India on Tuesday expelled a senior Canadian diplomat to India in a reciprocal move to Canada expelling a senior Indian diplomat.
The move comes after India rejected as "absurd and motivated" Canadian Prime Minister Justin Trudeau's charge that India played a role in the June killing of a Khalistani terrorist Hardeep Singh Nijjar.
Canadian High Commissioner to India, Cameron MacKay was summoned on Tuesday to the South Block, the headquarters of Ministry of External Affairs.
"The High Commissioner of Canada to India was summoned today and informed about the decision of the Government of India to expel a senior Canadian diplomat based in India,” a statement from the Ministry of External Affairs of India said today, Tuesday.
"The concerned diplomat has been asked to leave India within the next five days. The decision reflects the Government of India’s growing concern at the interference of Canadian diplomats in our internal matters and their involvement in anti-India activities," it said.

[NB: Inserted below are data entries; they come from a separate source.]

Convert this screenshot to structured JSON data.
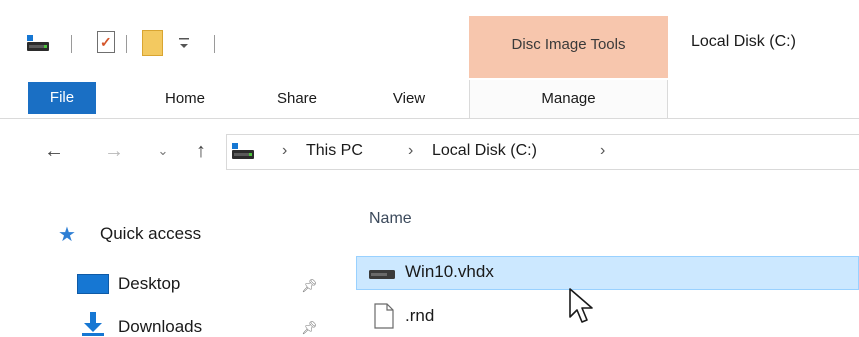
{
  "quick_access_toolbar": {
    "items": [
      "drive-icon",
      "properties-icon",
      "new-folder-icon",
      "customize-dropdown-icon"
    ]
  },
  "context_tab": {
    "title": "Disc Image Tools",
    "color": "#f7c6ad"
  },
  "window": {
    "title": "Local Disk (C:)"
  },
  "ribbon_tabs": {
    "file": "File",
    "home": "Home",
    "share": "Share",
    "view": "View",
    "manage": "Manage"
  },
  "address_bar": {
    "breadcrumbs": [
      "This PC",
      "Local Disk (C:)"
    ]
  },
  "nav_pane": {
    "items": [
      {
        "label": "Quick access",
        "icon": "star-icon"
      },
      {
        "label": "Desktop",
        "icon": "desktop-icon",
        "pinned": true
      },
      {
        "label": "Downloads",
        "icon": "downloads-icon",
        "pinned": true
      }
    ]
  },
  "file_list": {
    "column_header": "Name",
    "files": [
      {
        "name": "Win10.vhdx",
        "icon": "virtual-disk-icon",
        "selected": true
      },
      {
        "name": ".rnd",
        "icon": "file-icon",
        "selected": false
      }
    ]
  },
  "colors": {
    "accent": "#1a6fc4",
    "selection": "#cce8ff",
    "selection_border": "#99d1ff"
  }
}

Canadian Foreign Minister Melanie Joly on Monday said an Indian diplomat in Canada had been expelled, Joly said the Canadian government had expelled the Indian diplomat over allegations of the country's involvement in the killing of the Khalistani leader

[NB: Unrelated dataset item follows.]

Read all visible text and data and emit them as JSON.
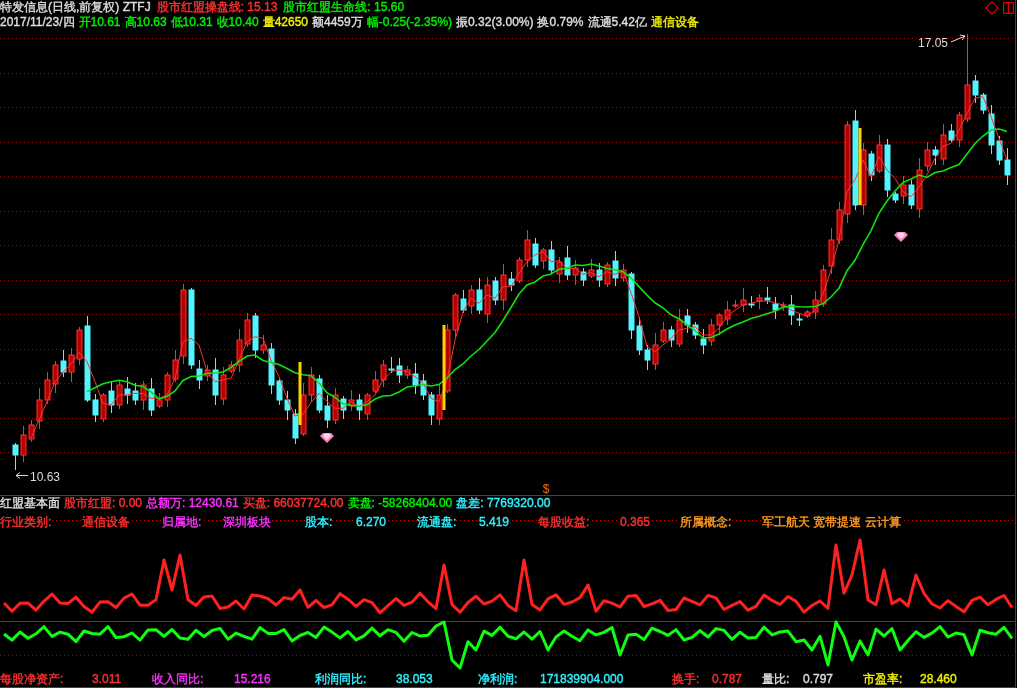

“We see this possible breach of sovereignty as completely unacceptable, and so, that is also why we’re coming (out) with this information (of the expulsion of the Indian diplomat) today,” Joly said at a news conference.
Meanwhile, India rejected allegations made by Trudeau in the Canadian Parliament.
“We have seen and reject the statement of the Canadian Prime Minister in their Parliament, as also the statement by their Foreign Minister” said the MEA in an official statement.
“Allegations of the Indian government’s “involvement in any act of violence in Canada are absurd and motivated” a statement said.
“Similar allegations were made by the Canadian Prime Minister to our Prime Minister and were completely rejected,” said the official release.
The statement said India is a democratic polity with a strong commitment to the rule of law.
“Such unsubstantiated allegations seek to shift the focus from Khalistani terrorists and extremists, who have been provided shelter in Canada and continue to threaten India’s sovereignty and territorial integrity. The inaction of the Canadian Government on this matter has been a long-standing and continuing concern,” the MEA statement said.
The release states that Canadian political figures have openly expressed sympathy for such elements and that remain a matter of deep concern.
“The space given in Canada to a range of illegal activities including murders, human trafficking and organised crime is not new” read the release.
India has strongly rejected any attempts to connect the government to such developments.
“We urge the Government of Canada to take prompt and effective legal action against all anti-India elements operating from their soil,” the MEA said.
Canadian Prime Minister Justin Trudeau on Monday accused the Indian government of being behind the fatal shooting of Khalistan Tiger Force chief Hardeep Singh Nijjar in Canada, CBC News reported.
Najjar, who was wanted in India, was gunned down outside a Gurdwara, in a parking area in Canada's Surrey, British Columbia on 18 June.
Hailing from Bharsinghpur village in Punjab's Jalandhar, Nijjar was based in Surrey and had been declared "absconder" by the National Investigation Agency (NIA).
Earlier on Monday, speaking in a debate in the Canadian Parliament, Canadian PM Trudeau claimed his country's national security officials had reasons to believe that "agents of the Indian government" carried out the killing of the Canadian citizen, who also served as the president of Surrey's Guru Nanak Sikh Gurdwara.
"Canadian security agencies have been actively pursuing credible allegations of a potential link between agents of the Government of India and the killing of a Canadian citizen, Hardeep Singh Nijjar," Trudeau said.
He stated that the involvement of a foreign hand or government in the killing of a Canadian citizen in Canada was unacceptable.
"Any involvement of a foreign government in the killing of a Canadian citizen on Canadian soil is an unacceptable violation of our sovereignty. It is contrary to the fundamental rules by which free, open, and democratic societies conduct themselves," Trudeau added.
He informed further that he was coordinating with Canadian allies on this issue.
"As you would expect, we have been working closely and coordinating with our allies on this very serious matter," he said.